Cowboys take on Giants in NFL opener Wednesday night
Cowboys begin season where it ended last year, against division rival Giants in New York
Most of the country noticed on the second-to-last day of July, when Jerry Jones grabbed a microphone a half-hour before the first training camp practice in Oxnard, Calif., smiled big and invited everyone in the crowd to come to Cowboys Stadium and watch the Cowboys "kick the Giants' ass!"
But that wasn't when the Cowboys started thinking about the Giants. That was only when everybody noticed.
The Cowboys have been thinking about the Giants since the Giants won the Super Bowl. The Cowboys geared their offseason to doing two things - beating the Giants and keeping the window open for their own Super Bowl chances.
The Cowboys signed the top cornerback in free agency and drafted the best cornerback available in the draft with the aim of slowing down Giants quarterback Eli Manning.
They signed two free agent guards with the aim of giving their own quarterback, Tony Romo, protection against injury and time to throw. Two years ago, the Giants ended Romo's season six games in. Last year, they sacked him nine times in two games, including six times in the Week 17 game for the division.
Jones kicked himself for not making the playoffs last year behind Romo's best season, statistically (31 touchdown passes, 10 interceptions). He vowed to improve the offensive line. He said the window was closing on this group.
The Cowboys didn't run from it. Linebacker DeMarcus Ware agreed. Tight end Jason Witten, upon landing at training camp in Oxnard, Calif., said, "There's unbelievable urgency."
Ironically, the preseason spleen injury to Witten underscored the urgency. How tight that window really is getting.
And now the Cowboys' plan will be tested. The Cowboys open the NFL season on Wednesday night at the Giants' place, MetLife Stadium, where they lost not only the season finale to the Giants last year but also the season opener to the Giants' roommates, the New York Jets.
The Giants' loss is what lingered. It was a winner-take-all game for the NFC East championship, and it meant the difference between a 9-7 division-title season and a playoff trip and an 8-8 season that ended right there.
The Giants made the most of their chance, going on to win the Super Bowl.
The Cowboys watched, promising themselves to learn.
"We've played them a lot through the years.
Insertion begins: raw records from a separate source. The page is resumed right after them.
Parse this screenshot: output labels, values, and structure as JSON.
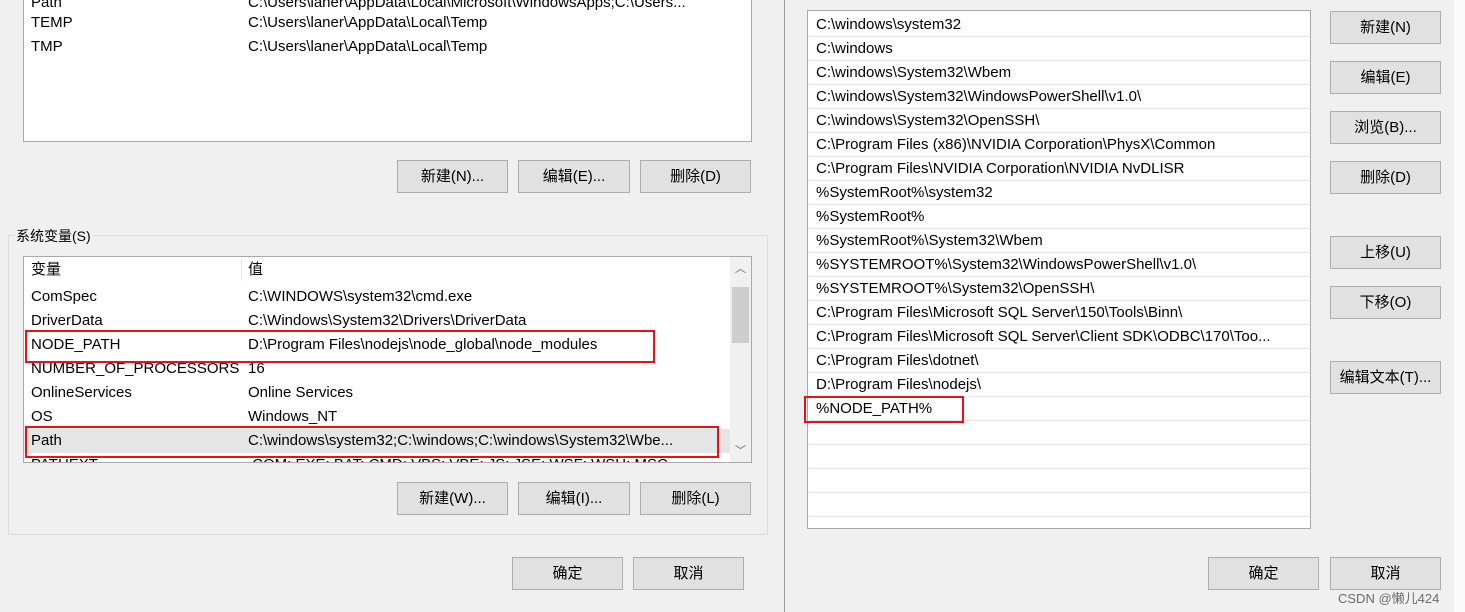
{
  "user_vars": {
    "rows": [
      {
        "name": "Path",
        "value": "C:\\Users\\laner\\AppData\\Local\\Microsoft\\WindowsApps;C:\\Users..."
      },
      {
        "name": "TEMP",
        "value": "C:\\Users\\laner\\AppData\\Local\\Temp"
      },
      {
        "name": "TMP",
        "value": "C:\\Users\\laner\\AppData\\Local\\Temp"
      }
    ],
    "buttons": {
      "new": "新建(N)...",
      "edit": "编辑(E)...",
      "delete": "删除(D)"
    }
  },
  "system_vars": {
    "title": "系统变量(S)",
    "headers": {
      "name": "变量",
      "value": "值"
    },
    "rows": [
      {
        "name": "ComSpec",
        "value": "C:\\WINDOWS\\system32\\cmd.exe"
      },
      {
        "name": "DriverData",
        "value": "C:\\Windows\\System32\\Drivers\\DriverData"
      },
      {
        "name": "NODE_PATH",
        "value": "D:\\Program Files\\nodejs\\node_global\\node_modules"
      },
      {
        "name": "NUMBER_OF_PROCESSORS",
        "value": "16"
      },
      {
        "name": "OnlineServices",
        "value": "Online Services"
      },
      {
        "name": "OS",
        "value": "Windows_NT"
      },
      {
        "name": "Path",
        "value": "C:\\windows\\system32;C:\\windows;C:\\windows\\System32\\Wbe..."
      },
      {
        "name": "PATHEXT",
        "value": ".COM;.EXE;.BAT;.CMD;.VBS;.VBE;.JS;.JSE;.WSF;.WSH;.MSC"
      }
    ],
    "buttons": {
      "new": "新建(W)...",
      "edit": "编辑(I)...",
      "delete": "删除(L)"
    }
  },
  "left_footer": {
    "ok": "确定",
    "cancel": "取消"
  },
  "path_editor": {
    "entries": [
      "C:\\windows\\system32",
      "C:\\windows",
      "C:\\windows\\System32\\Wbem",
      "C:\\windows\\System32\\WindowsPowerShell\\v1.0\\",
      "C:\\windows\\System32\\OpenSSH\\",
      "C:\\Program Files (x86)\\NVIDIA Corporation\\PhysX\\Common",
      "C:\\Program Files\\NVIDIA Corporation\\NVIDIA NvDLISR",
      "%SystemRoot%\\system32",
      "%SystemRoot%",
      "%SystemRoot%\\System32\\Wbem",
      "%SYSTEMROOT%\\System32\\WindowsPowerShell\\v1.0\\",
      "%SYSTEMROOT%\\System32\\OpenSSH\\",
      "C:\\Program Files\\Microsoft SQL Server\\150\\Tools\\Binn\\",
      "C:\\Program Files\\Microsoft SQL Server\\Client SDK\\ODBC\\170\\Too...",
      "C:\\Program Files\\dotnet\\",
      "D:\\Program Files\\nodejs\\",
      "%NODE_PATH%"
    ],
    "buttons": {
      "new": "新建(N)",
      "edit": "编辑(E)",
      "browse": "浏览(B)...",
      "delete": "删除(D)",
      "move_up": "上移(U)",
      "move_down": "下移(O)",
      "edit_text": "编辑文本(T)..."
    },
    "footer": {
      "ok": "确定",
      "cancel": "取消"
    }
  },
  "watermark": "CSDN @懒儿424",
  "colors": {
    "highlight_box": "#e8101a",
    "selected_row": "#e5e5e5"
  }
}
We understand the challenges we have going against them," Cowboys coach Jason Garrett said.
"Ultimately, we have to get to their level, and that's what we're working to do. There's a general school of thought in this league that you want to make sure that you can compete well against your division rivals. They're certainly our division rival. A lot of personnel moves that teams make, and that we generally try to make, are designed to help us match up better with those teams that we have to play and beat twice a year."
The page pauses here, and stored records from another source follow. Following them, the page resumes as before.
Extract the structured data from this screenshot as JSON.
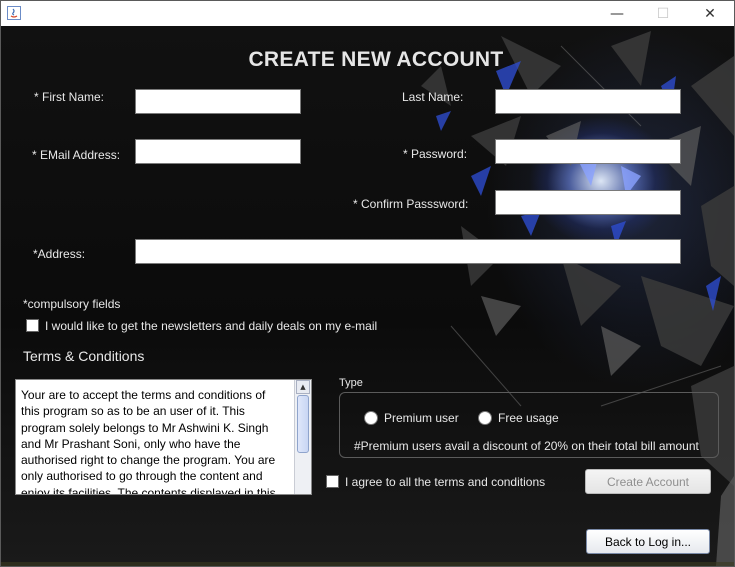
{
  "window": {
    "minimize_glyph": "—",
    "maximize_glyph": "☐",
    "close_glyph": "✕",
    "app_icon": "java-icon"
  },
  "form": {
    "title": "CREATE NEW ACCOUNT",
    "first_name_label": "* First Name:",
    "last_name_label": "Last Name:",
    "email_label": "* EMail Address:",
    "password_label": "* Password:",
    "confirm_password_label": "* Confirm Passsword:",
    "address_label": "*Address:",
    "first_name_value": "",
    "last_name_value": "",
    "email_value": "",
    "password_value": "",
    "confirm_password_value": "",
    "address_value": "",
    "compulsory_note": "*compulsory fields",
    "newsletter_label": "I would like to get the newsletters and daily deals on my e-mail"
  },
  "terms": {
    "heading": "Terms & Conditions",
    "text": "Your are to accept the terms and conditions of this program so as to be an user of it. This program solely belongs to Mr Ashwini K. Singh and Mr Prashant Soni, only who have the authorised right to change the program. You are only authorised to go through the content and enjoy its facilities. The contents displayed in this",
    "agree_label": "I agree to all the terms and conditions"
  },
  "type": {
    "legend": "Type",
    "premium_label": "Premium user",
    "free_label": "Free usage",
    "premium_note": "#Premium users avail a discount of 20% on their total bill amount"
  },
  "buttons": {
    "create_account": "Create Account",
    "back_to_login": "Back to Log in..."
  },
  "colors": {
    "label_text": "#e8e8e8",
    "highlight_blue": "#4a6cff"
  }
}
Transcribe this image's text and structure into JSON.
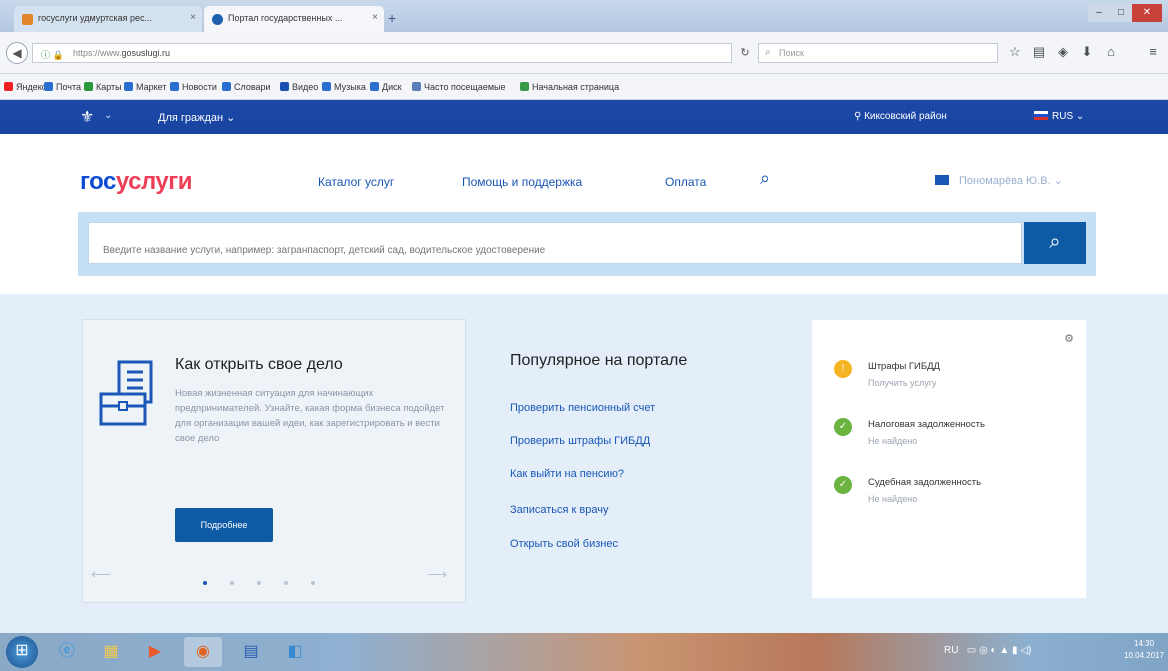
{
  "browser": {
    "tabs": [
      {
        "label": "госуслуги удмуртская рес...",
        "close": "×"
      },
      {
        "label": "Портал государственных ...",
        "close": "×"
      }
    ],
    "new_tab": "+",
    "url_prefix": "https://www.",
    "url_domain": "gosuslugi.ru",
    "search_placeholder": "Поиск",
    "bookmarks": [
      "Яндекс",
      "Почта",
      "Карты",
      "Маркет",
      "Новости",
      "Словари",
      "Видео",
      "Музыка",
      "Диск",
      "Часто посещаемые",
      "Начальная страница"
    ],
    "window_controls": {
      "minimize": "–",
      "maximize": "□",
      "close": "✕"
    }
  },
  "site_top": {
    "menu": "Для граждан",
    "region": "Кикcовский район",
    "language": "RUS"
  },
  "header": {
    "logo_part1": "гос",
    "logo_part2": "услуги",
    "nav": [
      "Каталог услуг",
      "Помощь и поддержка",
      "Оплата"
    ],
    "user": "Пономарёва Ю.В."
  },
  "search": {
    "placeholder": "Введите название услуги, например: загранпаспорт, детский сад, водительское удостоверение"
  },
  "promo": {
    "title": "Как открыть свое дело",
    "text": "Новая жизненная ситуация для начинающих предпринимателей. Узнайте, какая форма бизнеса подойдет для организации вашей идеи, как зарегистрировать и вести свое дело",
    "button": "Подробнее",
    "arrow_left": "⟵",
    "arrow_right": "⟶"
  },
  "popular": {
    "title": "Популярное на портале",
    "links": [
      "Проверить пенсионный счет",
      "Проверить штрафы ГИБДД",
      "Как выйти на пенсию?",
      "Записаться к врачу",
      "Открыть свой бизнес"
    ]
  },
  "status_card": {
    "items": [
      {
        "title": "Штрафы ГИБДД",
        "subtitle": "Получить услугу",
        "color": "#f5b422",
        "icon": "!"
      },
      {
        "title": "Налоговая задолженность",
        "subtitle": "Не найдено",
        "color": "#6cb33f",
        "icon": "✓"
      },
      {
        "title": "Судебная задолженность",
        "subtitle": "Не найдено",
        "color": "#6cb33f",
        "icon": "✓"
      }
    ]
  },
  "taskbar": {
    "tray_lang": "RU",
    "time": "14:30",
    "date": "10.04.2017"
  },
  "colors": {
    "brand_blue": "#0d4cd3",
    "brand_red": "#ee3f58",
    "button_blue": "#0f5aa5",
    "warning": "#f5b422",
    "success": "#6cb33f"
  }
}
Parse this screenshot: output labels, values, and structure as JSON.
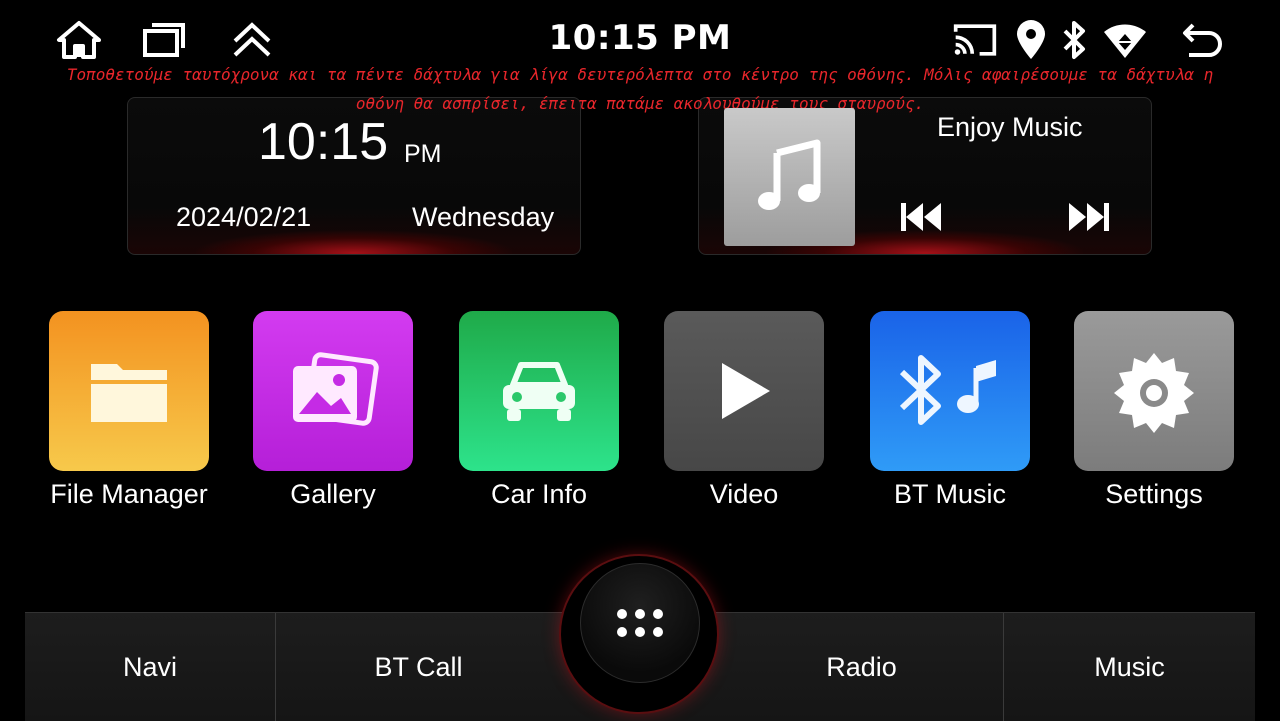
{
  "status_bar": {
    "time": "10:15 PM",
    "left_icons": [
      "home-icon",
      "recent-apps-icon",
      "collapse-up-icon"
    ],
    "right_icons": [
      "screen-cast-icon",
      "location-icon",
      "bluetooth-icon",
      "wifi-icon",
      "back-icon"
    ]
  },
  "overlay": {
    "instruction": "Τοποθετούμε ταυτόχρονα και τα πέντε δάχτυλα για λίγα δευτερόλεπτα στο κέντρο της οθόνης. Μόλις αφαιρέσουμε τα δάχτυλα η οθόνη θα ασπρίσει, έπειτα πατάμε ακολουθούμε τους σταυρούς.",
    "color": "#e8262b"
  },
  "clock_widget": {
    "time": "10:15",
    "ampm": "PM",
    "date": "2024/02/21",
    "weekday": "Wednesday"
  },
  "music_widget": {
    "title": "Enjoy Music",
    "album_icon": "music-note-icon",
    "prev_icon": "skip-previous-icon",
    "next_icon": "skip-next-icon"
  },
  "apps": [
    {
      "label": "File Manager",
      "icon": "folder-icon",
      "color": "#f5a021"
    },
    {
      "label": "Gallery",
      "icon": "gallery-icon",
      "color": "#c323e3"
    },
    {
      "label": "Car Info",
      "icon": "car-icon",
      "color": "#22c65c"
    },
    {
      "label": "Video",
      "icon": "play-icon",
      "color": "#555555"
    },
    {
      "label": "BT Music",
      "icon": "bluetooth-music-icon",
      "color": "#1f74f0"
    },
    {
      "label": "Settings",
      "icon": "gear-icon",
      "color": "#8a8a8a"
    }
  ],
  "dock": {
    "items": [
      "Navi",
      "BT Call",
      "Radio",
      "Music"
    ],
    "center_icon": "app-drawer-icon",
    "accent": "#d0141e"
  }
}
The Cowboys had two problem areas, the secondary and the offensive line.
The secondary gave up 746 yards and five touchdowns in two games against Manning last year. They sacked him only once. They intercepted him only once. In the swing game of the year, at home in December with a one-game lead in the division, the Cowboys gave up two touchdowns in the final five minutes to Manning and his offense.
The offensive line couldn't run out the clock in that game, never mind that the Cowboys had lost DeMarco Murray to a broken ankle in the first half. And the line couldn't protect Romo against the Giants. He was sacked nine times in the two games.
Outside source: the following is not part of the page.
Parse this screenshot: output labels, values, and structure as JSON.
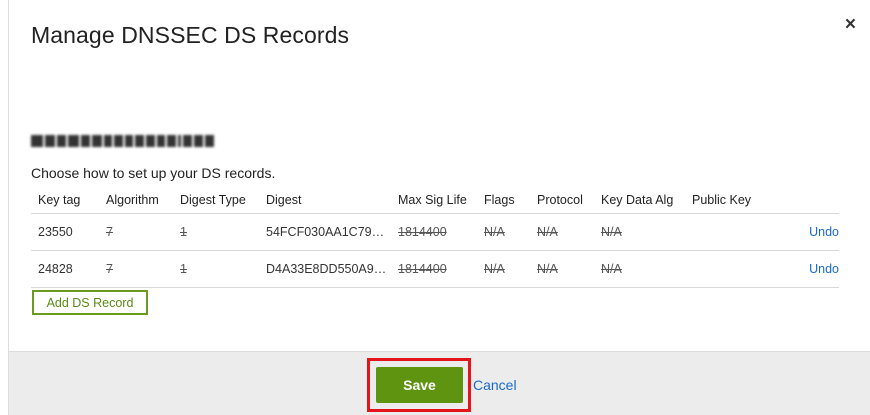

For the secondary, the Cowboys signed Brandon Carr out of Kansas City, giving the fifth-year corner a five-year deal worth $50.1 million. A month later, they drafted Morris Claiborne of LSU, not only the top cornerback in the draft, but the top defensive player. Jones swapped first-round picks with the Rams and gave up a second-rounder to move the Cowboys from No. 15 to No. 6 to take Claiborne.
The Cowboys also signed veteran safety Brodney Pool (13 career interceptions) and drafted safety Matt Johnson (17 career interceptions at Eastern Washington) with the idea of getting ball-hawkers in the secondary against Manning. Neither will be on the field Wednesday -- Pool was cut in camp, and Johnson is hurt -- but their presence is evidence of the Cowboys' plan.
And the Cowboys signed veteran guards Mackenzy Bernadeau out of Carolina and Nate Livings out of Cincinnati for more push in the ground game and more size around third-year undrafted center Phil Costa, in hopes that they could help protect him against the Giants' fierce pass rush.
"They present challenges all over their football team," Garrett said. "They have a great defensive front. They have playmakers on offense. They just do a really good job of surrounding their team. We look at them and say, 'We've got to get better in this area and that area' to keep up with those guys."
And keep the window open.